Total housing starts were reported at a seasonally adjusted (SA), annual rate of 1,092,000 for the month of May. On a three month moving average (3MMA), basis SA total starts came-in at 1,146,000, a 1.2% year on year (y/y), growth rate. Single family housing starts jumped by 8.5%, 3MMA y/y, while multi-family tumbled, -13.2%, 3MMA y/y.

housing-starts-table1 Table 1 breaks down starts and permit detail for single family (SF) and multi-family (MF) by region. All data references are three month moving averages y/y, (3MMA y/y), which helps smooth out spikes in single month data and therefore gives a more realistic viewpoint on the pulse of home building activity.

Figure 1housing-starts-fig1 shows SA housing starts history from 2011 to present. The South dominates with 50.5% of the last 3 months total and has the most aggressive growth slope. The West had 26.7% share of starts, followed by the Midwest with 14.3% and the Northeast with 8.4%.

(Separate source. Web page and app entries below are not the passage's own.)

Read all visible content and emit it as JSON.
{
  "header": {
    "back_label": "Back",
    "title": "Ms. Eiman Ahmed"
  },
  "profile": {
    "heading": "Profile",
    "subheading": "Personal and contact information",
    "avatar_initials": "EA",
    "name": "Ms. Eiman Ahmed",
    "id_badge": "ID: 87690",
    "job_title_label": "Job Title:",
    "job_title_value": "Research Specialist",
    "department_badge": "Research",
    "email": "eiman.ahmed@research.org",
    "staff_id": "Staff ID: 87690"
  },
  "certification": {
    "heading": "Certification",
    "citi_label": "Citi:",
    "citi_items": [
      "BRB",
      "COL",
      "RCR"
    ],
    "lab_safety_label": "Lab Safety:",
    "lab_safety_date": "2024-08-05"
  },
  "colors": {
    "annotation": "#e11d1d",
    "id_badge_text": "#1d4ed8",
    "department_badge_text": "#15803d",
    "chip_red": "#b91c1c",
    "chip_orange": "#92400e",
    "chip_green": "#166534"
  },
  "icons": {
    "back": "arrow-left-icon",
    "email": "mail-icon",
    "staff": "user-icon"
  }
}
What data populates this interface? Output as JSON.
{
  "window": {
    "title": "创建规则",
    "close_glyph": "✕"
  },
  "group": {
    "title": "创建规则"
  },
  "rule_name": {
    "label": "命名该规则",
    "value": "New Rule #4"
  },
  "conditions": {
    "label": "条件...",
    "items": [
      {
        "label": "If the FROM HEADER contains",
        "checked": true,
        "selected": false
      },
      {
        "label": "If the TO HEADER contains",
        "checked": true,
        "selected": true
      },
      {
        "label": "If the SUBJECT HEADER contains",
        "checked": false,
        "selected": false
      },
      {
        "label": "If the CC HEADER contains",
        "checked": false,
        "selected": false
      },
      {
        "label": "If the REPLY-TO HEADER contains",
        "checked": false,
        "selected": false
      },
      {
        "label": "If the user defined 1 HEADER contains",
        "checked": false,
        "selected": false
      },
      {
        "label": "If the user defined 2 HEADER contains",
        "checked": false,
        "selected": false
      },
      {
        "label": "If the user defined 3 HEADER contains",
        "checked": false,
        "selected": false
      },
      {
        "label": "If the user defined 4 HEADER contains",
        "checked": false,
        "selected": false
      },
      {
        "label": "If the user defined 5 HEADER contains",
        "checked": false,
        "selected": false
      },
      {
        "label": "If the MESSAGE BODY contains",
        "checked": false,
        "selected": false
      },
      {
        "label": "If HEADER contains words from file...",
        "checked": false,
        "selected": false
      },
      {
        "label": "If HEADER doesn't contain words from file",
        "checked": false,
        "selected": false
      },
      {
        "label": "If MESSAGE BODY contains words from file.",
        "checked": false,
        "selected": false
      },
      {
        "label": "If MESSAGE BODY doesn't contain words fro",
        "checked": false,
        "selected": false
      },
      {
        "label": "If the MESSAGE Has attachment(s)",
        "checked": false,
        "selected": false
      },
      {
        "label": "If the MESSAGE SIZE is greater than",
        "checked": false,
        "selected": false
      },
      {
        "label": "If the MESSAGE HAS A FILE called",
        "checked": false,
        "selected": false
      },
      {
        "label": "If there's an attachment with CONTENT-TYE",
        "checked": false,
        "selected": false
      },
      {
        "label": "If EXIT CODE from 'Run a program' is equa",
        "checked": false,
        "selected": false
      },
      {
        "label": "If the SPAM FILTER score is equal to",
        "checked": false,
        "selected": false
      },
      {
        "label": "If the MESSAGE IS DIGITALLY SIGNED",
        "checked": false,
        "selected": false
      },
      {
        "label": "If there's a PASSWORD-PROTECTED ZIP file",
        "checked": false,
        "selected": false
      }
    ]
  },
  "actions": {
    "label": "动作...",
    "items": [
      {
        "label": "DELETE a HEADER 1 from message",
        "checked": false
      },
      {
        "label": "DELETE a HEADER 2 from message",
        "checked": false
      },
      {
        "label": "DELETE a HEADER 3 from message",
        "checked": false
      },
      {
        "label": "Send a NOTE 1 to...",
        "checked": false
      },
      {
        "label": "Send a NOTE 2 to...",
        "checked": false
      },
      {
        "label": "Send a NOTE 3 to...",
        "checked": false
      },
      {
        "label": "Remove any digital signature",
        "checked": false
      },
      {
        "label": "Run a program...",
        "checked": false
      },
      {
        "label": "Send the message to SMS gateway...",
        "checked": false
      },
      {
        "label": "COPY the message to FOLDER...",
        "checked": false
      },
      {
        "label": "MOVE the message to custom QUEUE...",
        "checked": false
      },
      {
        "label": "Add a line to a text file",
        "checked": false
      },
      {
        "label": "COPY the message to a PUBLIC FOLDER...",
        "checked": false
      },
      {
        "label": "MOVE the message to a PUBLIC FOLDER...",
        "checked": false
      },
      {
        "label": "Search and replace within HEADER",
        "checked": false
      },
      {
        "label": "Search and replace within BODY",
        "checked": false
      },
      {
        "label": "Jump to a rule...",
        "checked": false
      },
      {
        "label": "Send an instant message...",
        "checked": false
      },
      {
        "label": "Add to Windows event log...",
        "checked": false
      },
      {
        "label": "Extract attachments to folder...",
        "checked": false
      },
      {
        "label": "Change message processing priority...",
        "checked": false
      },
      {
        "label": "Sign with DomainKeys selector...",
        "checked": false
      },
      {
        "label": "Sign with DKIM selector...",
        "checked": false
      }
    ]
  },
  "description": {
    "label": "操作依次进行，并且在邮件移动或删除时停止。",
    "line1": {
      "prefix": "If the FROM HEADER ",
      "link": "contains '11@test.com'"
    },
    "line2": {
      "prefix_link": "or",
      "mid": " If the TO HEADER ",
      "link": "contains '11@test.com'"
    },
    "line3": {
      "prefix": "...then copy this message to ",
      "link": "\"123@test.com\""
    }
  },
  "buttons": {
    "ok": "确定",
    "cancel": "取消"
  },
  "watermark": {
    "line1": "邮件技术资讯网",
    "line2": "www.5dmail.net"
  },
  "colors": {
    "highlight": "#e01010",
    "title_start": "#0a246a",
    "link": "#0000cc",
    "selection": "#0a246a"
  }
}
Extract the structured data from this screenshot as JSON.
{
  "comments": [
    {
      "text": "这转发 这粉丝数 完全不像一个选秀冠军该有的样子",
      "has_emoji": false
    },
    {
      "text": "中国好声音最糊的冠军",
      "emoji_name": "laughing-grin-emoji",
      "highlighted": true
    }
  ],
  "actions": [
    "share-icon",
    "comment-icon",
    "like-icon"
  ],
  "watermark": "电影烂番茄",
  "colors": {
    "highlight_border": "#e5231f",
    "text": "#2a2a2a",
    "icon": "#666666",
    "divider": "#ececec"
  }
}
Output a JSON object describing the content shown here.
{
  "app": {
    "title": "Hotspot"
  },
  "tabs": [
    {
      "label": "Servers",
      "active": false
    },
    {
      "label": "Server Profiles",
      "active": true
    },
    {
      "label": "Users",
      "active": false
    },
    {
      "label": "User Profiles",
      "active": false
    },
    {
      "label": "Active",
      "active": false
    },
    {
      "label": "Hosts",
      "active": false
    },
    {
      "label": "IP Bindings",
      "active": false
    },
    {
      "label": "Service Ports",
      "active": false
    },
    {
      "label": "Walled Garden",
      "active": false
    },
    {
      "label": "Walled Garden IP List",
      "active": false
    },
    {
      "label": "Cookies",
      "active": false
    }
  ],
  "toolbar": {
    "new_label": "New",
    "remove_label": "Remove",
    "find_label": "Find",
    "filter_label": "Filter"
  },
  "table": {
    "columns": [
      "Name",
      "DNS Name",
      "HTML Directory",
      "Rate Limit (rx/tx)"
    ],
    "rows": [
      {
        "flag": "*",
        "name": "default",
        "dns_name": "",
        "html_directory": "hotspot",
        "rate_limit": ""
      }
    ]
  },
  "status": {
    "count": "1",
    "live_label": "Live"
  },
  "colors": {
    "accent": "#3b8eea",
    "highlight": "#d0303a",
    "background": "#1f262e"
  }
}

Year on year total starts in May were a mixed bag, up in the West (20.0%) and South, (0.8%), but down in the Northeast (-18.1%) and Midwest, (-11.0%). Single Family starts were higher in the West (18.2%), South (7.2%) and Midwest (4.2%) y/y, but declined in the Northeast (-1.2%). Year on year MF starts plummeted in the Northeast (- 33.5%) and Midwest (-38.2%) and South (-15.6%). However MF starts surged in the West by 23.2% y/y.

Nationally, total permits increased 9.4% 3MMA y/y to 1,219,000 units with SF permits up 9.2% and MF permits up 9.7%. All regions reported stronger growth in total building permits y/y. The Northeast reported a 26.7% y/y rise in permits, a combination of a slight (0.6%) gain for SF and a huge 56.0% y/y gain for MF. The Midwest total permits ticked-up 0.5% y/y (SF +4.3%, MF -5.7%), while the South posted overall permit growth of 8.3%, (SF +11.2%, MF +0.9%). The West saw its residential permits increase by 11.1%, (SF +10.6% y/y, MF 12.0%).

housing-starts-fig2Figure 2 shows permit history for both SF and MF from 2012 to present. The slope of the SF line shows relatively consistent growth over the time horizon presented as depicted by the trend-line. The multi-family line albeit more volatile than SF had a similar growth trajectory as SF through the mid-2015. Since then the rate of growth has averaged 436,000 annualized rate. Thus far in 2017, the average MF permit rate has fallen to 427,000 hitting a 13 month low of 389,000 in May.

Permits gage future housing builds. The column on the far right in Table1 illustrates permits minus starts. For the nation as a whole permits minus starts = +73,000, with SF negative 15,000 but with MF offsetting this with positive 88,000 units. This suggests that housing construction should rise in the coming months.

According to National Association of Realtors chief economist Lawrence Yun, sales contract activity is fading this spring because significantly weak supply levels are spurring deteriorating affordability conditions. “Much of the country for the second straight month saw a pullback in pending sales as the rate of new listings continues to lag the quicker pace of homes coming off the market,” he said. “Realtors are indicating that foot traffic is higher than a year ago, but it’s obviously not translating to more sales.”  “Prospective buyers are feeling the double whammy this spring of inventory that’s down 9.0 percent from a year ago and price appreciation that’s much faster than any rise they’ve likely seen in their income.”  Unfortunately, Yun believes there is little evidence these astoundingly low supply levels are going away soon. Homebuilding activity has not picked up enough this year and too few homeowners are listing their home for sale.

At Gerdau, we routinely monitor the US housing market because historically new home construction has preceded non-residential construction and therefore is an excellent barometer to foresee the likely future demand for construction steel products.